Supreme Court says it can’t ban criminals in politics, leaves it to Parliament
Under the existing law, politicians are banned from contesting elections for six years only if they are convicted for the crime. Also, there is nothing to stop convicted politicians from heading political parties.Updated: Sep 25, 2018 12:13 IST
The Supreme Court has declined to ban politicians with criminal cases from contesting elections but underlined that it is time Parliament enacts laws to ensure that people with criminal cases do not enter politics.
Society has a right to be governed by better people, the judges said while observing that politicians with criminal cases must be “kept at bay”.
Such a law should be enacted as soon as possible, it said.
“The sooner the better, before it becomes fatal to democracy,” a five-judge bench of the Supreme Court led by Chief Justice of India Dipak Misra said.
Nearly 1,700 MPs and MLAs, a little over a third of all elected representatives in India, face criminal charges.
Under the existing law, politicians are banned from contesting elections for six years only if they are convicted for the crime. Also, there is nothing to stop convicted politicians from heading political parties.
A bunch of petitions filed before the Supreme Court had argued that this should change.
The judges ruled that the court was not in a position to add a disqualification to bar people with criminal cases from entering politics or contesting elections. So it cannot declare that legislators who have been charged of serious offences should be disqualified.

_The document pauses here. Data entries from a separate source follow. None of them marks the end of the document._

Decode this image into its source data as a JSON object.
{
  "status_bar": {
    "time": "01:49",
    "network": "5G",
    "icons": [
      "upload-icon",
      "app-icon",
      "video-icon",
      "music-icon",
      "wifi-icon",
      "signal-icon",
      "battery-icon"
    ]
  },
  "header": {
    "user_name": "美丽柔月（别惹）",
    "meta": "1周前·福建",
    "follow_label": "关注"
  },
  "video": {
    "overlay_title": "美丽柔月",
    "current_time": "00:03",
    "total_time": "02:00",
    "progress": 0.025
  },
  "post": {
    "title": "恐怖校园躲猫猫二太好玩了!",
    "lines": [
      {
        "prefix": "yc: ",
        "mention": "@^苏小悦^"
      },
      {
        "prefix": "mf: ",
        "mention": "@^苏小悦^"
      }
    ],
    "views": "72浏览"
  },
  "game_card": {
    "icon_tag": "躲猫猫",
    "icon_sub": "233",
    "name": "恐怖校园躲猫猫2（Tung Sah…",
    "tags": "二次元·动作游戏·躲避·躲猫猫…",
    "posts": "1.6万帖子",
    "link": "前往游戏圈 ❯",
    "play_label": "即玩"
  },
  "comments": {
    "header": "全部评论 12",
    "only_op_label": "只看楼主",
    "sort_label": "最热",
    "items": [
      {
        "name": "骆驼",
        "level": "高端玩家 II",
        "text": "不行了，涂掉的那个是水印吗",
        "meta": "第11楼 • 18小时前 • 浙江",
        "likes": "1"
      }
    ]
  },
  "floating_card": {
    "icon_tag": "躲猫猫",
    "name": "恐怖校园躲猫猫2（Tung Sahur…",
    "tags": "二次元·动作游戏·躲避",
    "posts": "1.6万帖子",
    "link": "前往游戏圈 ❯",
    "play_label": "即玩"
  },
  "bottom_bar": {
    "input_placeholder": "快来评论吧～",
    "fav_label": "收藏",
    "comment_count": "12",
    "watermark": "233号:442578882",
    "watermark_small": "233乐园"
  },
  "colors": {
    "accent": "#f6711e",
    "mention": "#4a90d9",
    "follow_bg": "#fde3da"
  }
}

But the court lamented the state of affairs.
“Our Indian democracy has seen a steady increase in the level of criminalization creeping into Indian polity. This tends to disrupt constitutional ethos, strikes at the root of democratic form of government and makes citizens suffer,” the judges said.

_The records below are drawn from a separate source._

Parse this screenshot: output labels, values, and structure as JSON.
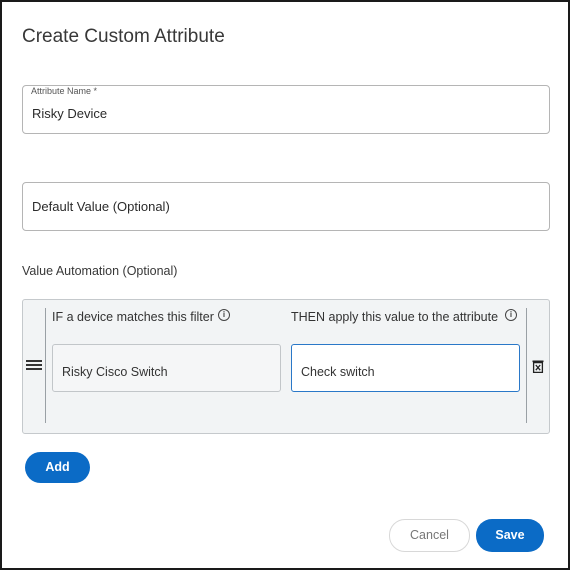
{
  "dialog": {
    "title": "Create Custom Attribute"
  },
  "attribute_name": {
    "label": "Attribute Name *",
    "value": "Risky Device"
  },
  "default_value": {
    "placeholder": "Default Value (Optional)",
    "value": ""
  },
  "value_automation": {
    "label": "Value Automation (Optional)",
    "if_header": "IF a device matches this filter",
    "then_header": "THEN apply this value to the attribute",
    "rows": [
      {
        "filter": "Risky Cisco Switch",
        "value": "Check switch"
      }
    ]
  },
  "buttons": {
    "add": "Add",
    "cancel": "Cancel",
    "save": "Save"
  },
  "colors": {
    "primary": "#0b6bc6",
    "focus_border": "#2a78c8"
  },
  "icons": {
    "drag": "drag-handle-icon",
    "info": "info-icon",
    "delete": "trash-icon"
  }
}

During arguments in the case, the centre’s top law officer KK Venugopal had opposed suggestions that the top court could assume the power to make laws that was the prerogative of the legislature.
The bench had then countered him, saying it understood the concept of separation of powers and could not direct Parliament to make a law, but the “question is what can we do to contain the rot”.